The imminent closure of Ireland’s Great Hunger Museum located on the campus of Quinnipiac University in Hamden, Connecticut is a tragic occurrence for the Irish American community, and a solution must be found to create a viable and visible future for the institution.
The Great Hunger Museum was closed during the Covid emergency and has not been open since. Rumbles of troubles within the new Quinnipiac board and attempts to downgrade the Irish exhibit were quickly apparent.
So it was no great surprise when it was decided by a unanimous vote of the board the museum could not open again.
The university stated it “is in active conversations with potential partners with the goal of placing the collection on display at an organization that will increase access to national and international audiences about Ireland’s Great Hunger.”
Who are these potential partners we wonder, and will the exhibition be transported whole to one venue rather than scattered and broken up?
The Great Hunger Museum was the brainchild of Dr. John Lahey, the immediate past president of Quinnipiac who transformed the Connecticut university from a backwater to a major college.
Lahey scoured Europe and America seeking the best artifacts from the Irish Famine period and assembled the most comprehensive set of historical documents, paintings and sculptures ever.
He was a man on a mission, and it is startling to see how little was thought of his extraordinary work by the university’s board and Judy Olian, the president who replaced him.
It must be said if this were a Holocaust or Black Lives Matter exhibit, there is no way it would be treated so shabbily.
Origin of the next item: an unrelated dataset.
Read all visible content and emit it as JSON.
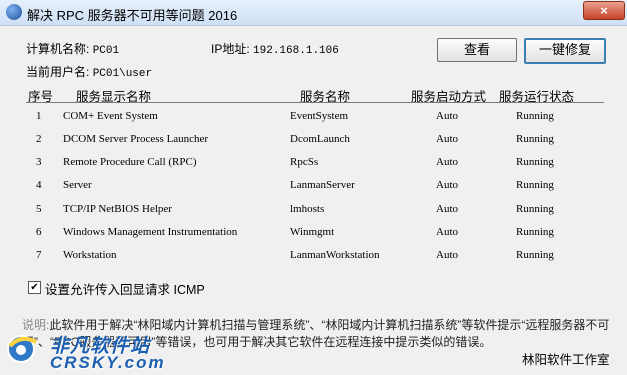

The experience of the Irish in undergoing the most cataclysmic event of 19th century Europe hardly seems to matter.
But all is not lost. Lahey saved the New York City St. Patrick’s Parade when he became chairman. He artfully solved the gays marching in the parade issue which had become a Sisyphean task for so many others.
He was very keen to strengthen the cultural ties between Quinnipiac and Irish America, but the new regime has different ideas. Lahey must surely be the most important voice on what happens now.
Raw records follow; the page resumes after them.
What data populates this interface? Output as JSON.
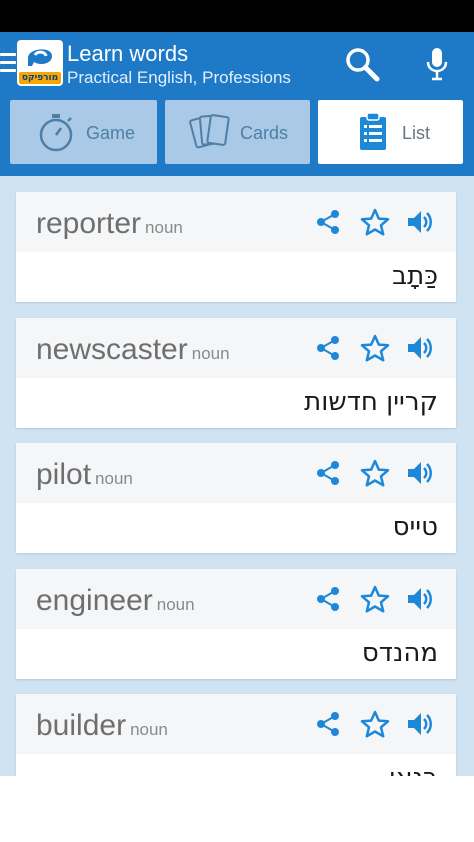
{
  "app": {
    "title": "Learn words",
    "subtitle": "Practical English, Professions",
    "logo_text": "מורפיקס"
  },
  "tabs": [
    {
      "label": "Game",
      "icon": "stopwatch-icon",
      "active": false
    },
    {
      "label": "Cards",
      "icon": "cards-icon",
      "active": false
    },
    {
      "label": "List",
      "icon": "clipboard-list-icon",
      "active": true
    }
  ],
  "words": [
    {
      "word": "reporter",
      "pos": "noun",
      "translation": "כַּתָב"
    },
    {
      "word": "newscaster",
      "pos": "noun",
      "translation": "קריין חדשות"
    },
    {
      "word": "pilot",
      "pos": "noun",
      "translation": "טייס"
    },
    {
      "word": "engineer",
      "pos": "noun",
      "translation": "מהנדס"
    },
    {
      "word": "builder",
      "pos": "noun",
      "translation": "בנאי"
    }
  ],
  "colors": {
    "appbar": "#1e79c7",
    "content_bg": "#cfe3f3",
    "icon_blue": "#1e88d8",
    "tab_inactive": "#a9c9e6"
  }
}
Olian is an Australian native and human resources management and business expert who, judging by pronouncements, probably prefers discussing balance sheets to Irish Famine topics.
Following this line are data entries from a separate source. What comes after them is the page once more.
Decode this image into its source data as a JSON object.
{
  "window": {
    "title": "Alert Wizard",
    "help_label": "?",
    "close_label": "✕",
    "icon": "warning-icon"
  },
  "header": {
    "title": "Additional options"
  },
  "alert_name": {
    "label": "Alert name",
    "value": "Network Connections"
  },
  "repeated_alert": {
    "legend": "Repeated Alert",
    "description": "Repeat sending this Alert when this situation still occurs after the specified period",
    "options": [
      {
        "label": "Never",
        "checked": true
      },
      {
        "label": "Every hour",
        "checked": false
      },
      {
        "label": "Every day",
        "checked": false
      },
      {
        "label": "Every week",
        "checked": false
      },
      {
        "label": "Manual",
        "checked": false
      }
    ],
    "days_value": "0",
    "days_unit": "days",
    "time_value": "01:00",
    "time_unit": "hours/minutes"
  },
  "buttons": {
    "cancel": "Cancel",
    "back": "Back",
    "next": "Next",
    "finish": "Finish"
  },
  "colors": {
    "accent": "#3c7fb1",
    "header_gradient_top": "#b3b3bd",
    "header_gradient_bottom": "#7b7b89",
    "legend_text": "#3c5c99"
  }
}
She and her board showed little regard for the significant Irish American cultural and academic background at Quinnipiac. They were quick to prioritize shutting down the Great Hunger Museum unless proper funding was secured.
All of the machinations occurred with very little input from Irish American groups, and the sense was Olian wanted the museum gone as soon as possible.
There has been major speculation as to where the museum’s collection will end up. One place might be the American Irish Historical Society on Fifth Avenue, the finest Irish building in America but, alas, also the subject of a major dispute as to its relevance and future.
Perhaps it is too simple a solution, but placing the exhibits of the Great Hunger Museum in the American Irish Historical Society could save both institutions from disaster.
Whatever decision is made it must be done as soon as possible. The Great Hunger Museum must continue as one of the most important Irish landmarks in America.
*This editorial first appeared in the September 1 edition of the weekly Irish Voice newspaper, sister publication to IrishCentral.